Kauai Bus Service

You can see routes and schedules at Kauai.gov. There are baggage limits, so make sure you're following the rules posted on their website. From the airport, you'll take the Kauai Shuttle to the stop at Eiwa Street. From there, transfer onto the 500 Lihue-Hanalei Line, which goes all the way to Princeville Public Library. 

Groceries

This is where you can really blow your budget. Food prices on the island are surprisingly high. Hands down the best way to save on meals is to get a place with a kitchen so that you can make them yourself. Eating out every meal will be murder on your budget. Another way to save hundreds of dollars is to buy in bulk. Plan on spending around 75% of your grocery budget on bulk items at Costco the day you arrive. (Going back later will waste hours of valuable vacation time on driving.) The local grocery stores are several times more expensive than mainland prices. Costco prices are similar for most things, but produce is still quite a bit more expensive than on the mainland.

The Costco on the island will have a slightly different assortment of goods from what you’re used to, so I like to stay flexible when making my list. I buy breakfast staples like coffee, milk, cereal, eggs, and sausage; and stuff for packed lunches like bread, cheese, sliced meat, chips, and snacks. For dinner, we usually go a traditional route with meat, starch, and fresh vegetables. Even though the fresh produce is more expensive than on the mainland, it is possible to make budget-friendly choices that are also fresh.  

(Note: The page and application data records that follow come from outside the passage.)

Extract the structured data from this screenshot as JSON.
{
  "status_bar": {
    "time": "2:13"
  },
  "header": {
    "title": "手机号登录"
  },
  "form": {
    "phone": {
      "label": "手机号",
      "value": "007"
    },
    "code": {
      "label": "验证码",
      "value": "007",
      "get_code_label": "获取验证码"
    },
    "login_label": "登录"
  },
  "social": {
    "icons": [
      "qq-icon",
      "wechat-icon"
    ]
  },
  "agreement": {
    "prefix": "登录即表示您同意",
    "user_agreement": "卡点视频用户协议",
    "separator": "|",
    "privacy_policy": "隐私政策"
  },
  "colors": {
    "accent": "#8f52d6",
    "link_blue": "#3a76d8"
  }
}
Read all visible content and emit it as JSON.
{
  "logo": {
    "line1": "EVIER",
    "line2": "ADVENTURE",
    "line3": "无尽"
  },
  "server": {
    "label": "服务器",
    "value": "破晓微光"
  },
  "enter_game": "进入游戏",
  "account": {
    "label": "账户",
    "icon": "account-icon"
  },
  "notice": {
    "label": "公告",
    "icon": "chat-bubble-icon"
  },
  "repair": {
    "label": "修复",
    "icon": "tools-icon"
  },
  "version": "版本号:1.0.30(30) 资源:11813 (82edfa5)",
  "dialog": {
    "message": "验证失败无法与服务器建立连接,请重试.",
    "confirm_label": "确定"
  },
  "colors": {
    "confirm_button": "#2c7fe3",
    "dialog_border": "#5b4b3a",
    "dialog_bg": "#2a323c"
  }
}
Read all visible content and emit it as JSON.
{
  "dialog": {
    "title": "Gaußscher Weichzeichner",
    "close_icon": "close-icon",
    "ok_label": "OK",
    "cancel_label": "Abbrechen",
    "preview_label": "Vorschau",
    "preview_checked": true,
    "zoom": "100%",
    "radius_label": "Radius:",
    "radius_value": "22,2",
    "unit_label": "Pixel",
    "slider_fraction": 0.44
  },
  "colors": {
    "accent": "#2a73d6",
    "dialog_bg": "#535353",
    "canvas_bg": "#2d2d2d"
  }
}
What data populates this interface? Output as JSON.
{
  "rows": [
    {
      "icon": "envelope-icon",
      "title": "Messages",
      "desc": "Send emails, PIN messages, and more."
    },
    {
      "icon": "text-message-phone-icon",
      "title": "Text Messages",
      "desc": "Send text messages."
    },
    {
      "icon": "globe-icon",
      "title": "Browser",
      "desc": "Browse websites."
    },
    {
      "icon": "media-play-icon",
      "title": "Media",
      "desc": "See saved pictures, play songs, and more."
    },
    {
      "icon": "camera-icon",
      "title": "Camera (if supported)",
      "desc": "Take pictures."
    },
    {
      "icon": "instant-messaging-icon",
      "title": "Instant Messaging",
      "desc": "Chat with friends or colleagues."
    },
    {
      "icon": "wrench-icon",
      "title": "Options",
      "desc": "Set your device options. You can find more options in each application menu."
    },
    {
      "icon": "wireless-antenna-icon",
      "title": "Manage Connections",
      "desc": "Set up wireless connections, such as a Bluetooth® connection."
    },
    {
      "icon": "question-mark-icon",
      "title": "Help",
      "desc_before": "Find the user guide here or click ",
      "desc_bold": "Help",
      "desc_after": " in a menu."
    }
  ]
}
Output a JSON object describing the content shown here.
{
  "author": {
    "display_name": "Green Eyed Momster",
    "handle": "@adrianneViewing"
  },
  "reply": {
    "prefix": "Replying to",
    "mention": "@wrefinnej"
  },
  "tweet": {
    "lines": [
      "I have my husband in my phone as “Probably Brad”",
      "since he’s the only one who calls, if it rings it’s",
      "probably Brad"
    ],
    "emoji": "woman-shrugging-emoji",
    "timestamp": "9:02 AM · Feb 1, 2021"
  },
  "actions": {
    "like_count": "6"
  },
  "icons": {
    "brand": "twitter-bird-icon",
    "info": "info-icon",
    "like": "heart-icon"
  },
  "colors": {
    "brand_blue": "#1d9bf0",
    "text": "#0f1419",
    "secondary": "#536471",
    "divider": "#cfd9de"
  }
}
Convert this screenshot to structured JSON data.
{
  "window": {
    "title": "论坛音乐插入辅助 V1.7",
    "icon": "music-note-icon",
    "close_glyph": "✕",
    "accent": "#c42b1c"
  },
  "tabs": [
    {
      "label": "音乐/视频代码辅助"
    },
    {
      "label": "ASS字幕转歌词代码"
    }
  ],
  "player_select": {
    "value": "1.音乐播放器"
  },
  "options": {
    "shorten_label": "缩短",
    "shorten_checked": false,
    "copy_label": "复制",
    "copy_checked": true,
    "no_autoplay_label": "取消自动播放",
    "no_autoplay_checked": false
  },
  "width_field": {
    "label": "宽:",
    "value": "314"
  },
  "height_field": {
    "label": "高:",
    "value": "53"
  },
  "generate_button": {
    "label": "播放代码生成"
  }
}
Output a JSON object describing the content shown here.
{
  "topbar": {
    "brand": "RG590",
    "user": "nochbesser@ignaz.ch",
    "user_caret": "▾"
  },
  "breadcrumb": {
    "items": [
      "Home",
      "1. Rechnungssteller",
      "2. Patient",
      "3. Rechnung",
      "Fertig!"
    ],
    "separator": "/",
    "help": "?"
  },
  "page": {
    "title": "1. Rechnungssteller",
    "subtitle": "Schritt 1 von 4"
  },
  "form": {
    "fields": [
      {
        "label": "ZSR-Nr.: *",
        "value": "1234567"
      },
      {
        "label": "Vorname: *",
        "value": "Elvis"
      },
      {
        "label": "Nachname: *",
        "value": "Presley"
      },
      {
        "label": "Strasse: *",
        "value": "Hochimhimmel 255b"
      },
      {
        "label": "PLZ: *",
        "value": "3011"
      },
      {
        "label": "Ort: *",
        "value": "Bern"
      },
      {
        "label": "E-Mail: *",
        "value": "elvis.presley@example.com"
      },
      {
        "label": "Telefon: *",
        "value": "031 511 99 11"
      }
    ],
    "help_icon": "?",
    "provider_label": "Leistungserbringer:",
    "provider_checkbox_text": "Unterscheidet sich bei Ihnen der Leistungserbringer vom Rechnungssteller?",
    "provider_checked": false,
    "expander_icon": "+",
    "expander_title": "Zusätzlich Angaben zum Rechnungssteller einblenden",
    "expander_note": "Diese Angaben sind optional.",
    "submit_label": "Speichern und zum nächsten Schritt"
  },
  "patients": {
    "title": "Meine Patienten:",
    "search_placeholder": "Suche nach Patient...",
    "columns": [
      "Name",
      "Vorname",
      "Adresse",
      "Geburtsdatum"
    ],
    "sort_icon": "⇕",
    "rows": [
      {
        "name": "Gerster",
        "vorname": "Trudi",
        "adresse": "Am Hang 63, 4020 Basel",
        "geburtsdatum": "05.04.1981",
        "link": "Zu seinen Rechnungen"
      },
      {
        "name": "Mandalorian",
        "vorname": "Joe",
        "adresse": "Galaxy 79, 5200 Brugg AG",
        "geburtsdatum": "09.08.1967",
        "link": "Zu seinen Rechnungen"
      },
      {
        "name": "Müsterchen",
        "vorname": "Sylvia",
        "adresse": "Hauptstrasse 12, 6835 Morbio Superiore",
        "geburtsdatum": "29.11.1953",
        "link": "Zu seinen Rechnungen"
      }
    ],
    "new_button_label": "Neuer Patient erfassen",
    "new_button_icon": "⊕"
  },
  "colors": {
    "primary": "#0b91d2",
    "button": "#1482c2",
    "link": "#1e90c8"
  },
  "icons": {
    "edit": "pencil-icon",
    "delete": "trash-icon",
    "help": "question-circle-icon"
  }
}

When making your plan, be careful of quantities. People tend to over-estimate some things and under-estimate others. Let’s assume this is a group of 8 adults on this trip. If they drink 2 beers each every day, that’s 112 beers total – at least 5 cases. On the other hand, don’t assume everyone will eat 2 eggs for breakfast every day. Some may skip breakfast, be lighter eaters, or prefer cereal. For my group, 1 egg per day per person is plenty (56), so 2 packages of 24 it is! Also, when you’re counting how many meals you should buy for, don’t forget that you’ll be eating out some, and that people will probably want to graze on leftovers for others. I usually buy food for about 70% of the meals, and let the rest fall as they will.

Eating Out, Souvenirs, Tours & Adventures

Eating Out: $50 per person
The dining options on the island can vary wildly in terms of cost, but in general, I find that eating out is maybe 50% more expensive than where I live in Texas. If you’re careful, you should be able to eat out two or three times for $50. We can recommend Kalypso’s happy hour, Chicken in a Barrel (hint: get the chicken), Makai Sushi, Java Kai, and Kalaheo Café.

Souvenirs: $50 per person
Souvenirs are available at all price points, but you can get a few things, or one nicer item for $50. My husband and I bought wedding bands – titanium with Koa wood – for $20 each.

Tours & Adventures: $125 per person
We like the Secret Falls kayak adventure. This half-day guided kayak and hiking adventure doesn’t require prior kayak experience, and costs $60 per person, $80 after tip for your guide. We also recommend a bike rental in Kapa’a, which will run you $20 for a half day. If you’re interested in snorkeling, you may also want to rent a mask and fins for the week at around $15.